■ What you should do:
Every line containing the string "Develop" should be returned from the records.
(Beginning of Supplied data)
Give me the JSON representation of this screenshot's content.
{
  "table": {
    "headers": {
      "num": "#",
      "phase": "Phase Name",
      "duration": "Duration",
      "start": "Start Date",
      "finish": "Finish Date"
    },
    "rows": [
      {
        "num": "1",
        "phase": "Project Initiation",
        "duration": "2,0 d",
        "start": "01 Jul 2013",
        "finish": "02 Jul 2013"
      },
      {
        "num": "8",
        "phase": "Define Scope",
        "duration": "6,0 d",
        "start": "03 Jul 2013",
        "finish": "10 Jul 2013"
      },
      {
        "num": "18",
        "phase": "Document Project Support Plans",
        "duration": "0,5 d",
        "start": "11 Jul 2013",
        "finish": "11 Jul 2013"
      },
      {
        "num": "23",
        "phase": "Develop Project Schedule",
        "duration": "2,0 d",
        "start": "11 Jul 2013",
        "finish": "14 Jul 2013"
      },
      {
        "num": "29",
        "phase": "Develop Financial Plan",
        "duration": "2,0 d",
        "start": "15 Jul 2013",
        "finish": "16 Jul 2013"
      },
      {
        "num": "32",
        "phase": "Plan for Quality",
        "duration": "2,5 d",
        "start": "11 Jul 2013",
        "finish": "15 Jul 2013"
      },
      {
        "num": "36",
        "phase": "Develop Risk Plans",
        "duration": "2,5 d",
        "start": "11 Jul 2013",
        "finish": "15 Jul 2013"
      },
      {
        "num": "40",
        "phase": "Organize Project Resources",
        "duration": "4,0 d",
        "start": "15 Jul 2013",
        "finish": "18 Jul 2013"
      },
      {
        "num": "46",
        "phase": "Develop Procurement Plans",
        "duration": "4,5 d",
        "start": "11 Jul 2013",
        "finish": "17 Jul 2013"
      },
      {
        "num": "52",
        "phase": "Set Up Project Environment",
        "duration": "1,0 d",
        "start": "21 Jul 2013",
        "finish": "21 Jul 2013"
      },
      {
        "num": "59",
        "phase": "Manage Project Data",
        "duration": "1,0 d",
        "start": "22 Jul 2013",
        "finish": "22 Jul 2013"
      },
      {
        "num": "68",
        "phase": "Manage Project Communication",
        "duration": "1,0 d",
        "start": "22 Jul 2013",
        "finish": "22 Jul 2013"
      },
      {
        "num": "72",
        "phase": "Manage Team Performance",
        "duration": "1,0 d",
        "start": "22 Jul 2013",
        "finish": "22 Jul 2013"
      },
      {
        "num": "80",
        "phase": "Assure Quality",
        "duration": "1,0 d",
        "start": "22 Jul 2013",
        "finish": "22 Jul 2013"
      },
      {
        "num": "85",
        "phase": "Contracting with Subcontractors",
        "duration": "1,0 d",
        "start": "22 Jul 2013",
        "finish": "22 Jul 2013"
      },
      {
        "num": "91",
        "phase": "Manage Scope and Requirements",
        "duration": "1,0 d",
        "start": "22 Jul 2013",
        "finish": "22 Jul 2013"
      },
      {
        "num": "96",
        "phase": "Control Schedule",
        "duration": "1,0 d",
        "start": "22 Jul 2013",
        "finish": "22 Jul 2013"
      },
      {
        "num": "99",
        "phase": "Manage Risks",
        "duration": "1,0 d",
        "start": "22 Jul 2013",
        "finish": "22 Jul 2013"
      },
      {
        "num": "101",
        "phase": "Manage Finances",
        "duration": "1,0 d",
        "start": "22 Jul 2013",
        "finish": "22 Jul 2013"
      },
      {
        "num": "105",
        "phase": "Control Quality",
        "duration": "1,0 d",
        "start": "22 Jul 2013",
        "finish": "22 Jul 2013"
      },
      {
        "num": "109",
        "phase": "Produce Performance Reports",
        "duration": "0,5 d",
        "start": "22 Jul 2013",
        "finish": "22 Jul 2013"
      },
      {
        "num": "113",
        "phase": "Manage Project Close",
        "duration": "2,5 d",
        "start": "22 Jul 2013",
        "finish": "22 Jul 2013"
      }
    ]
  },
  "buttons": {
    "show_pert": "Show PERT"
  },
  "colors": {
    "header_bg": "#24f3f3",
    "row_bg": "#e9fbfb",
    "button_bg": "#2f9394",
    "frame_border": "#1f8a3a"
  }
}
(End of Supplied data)
■ Written solution:
        "phase": "Develop Project Schedule",
        "phase": "Develop Financial Plan",
        "phase": "Develop Risk Plans",
        "phase": "Develop Procurement Plans",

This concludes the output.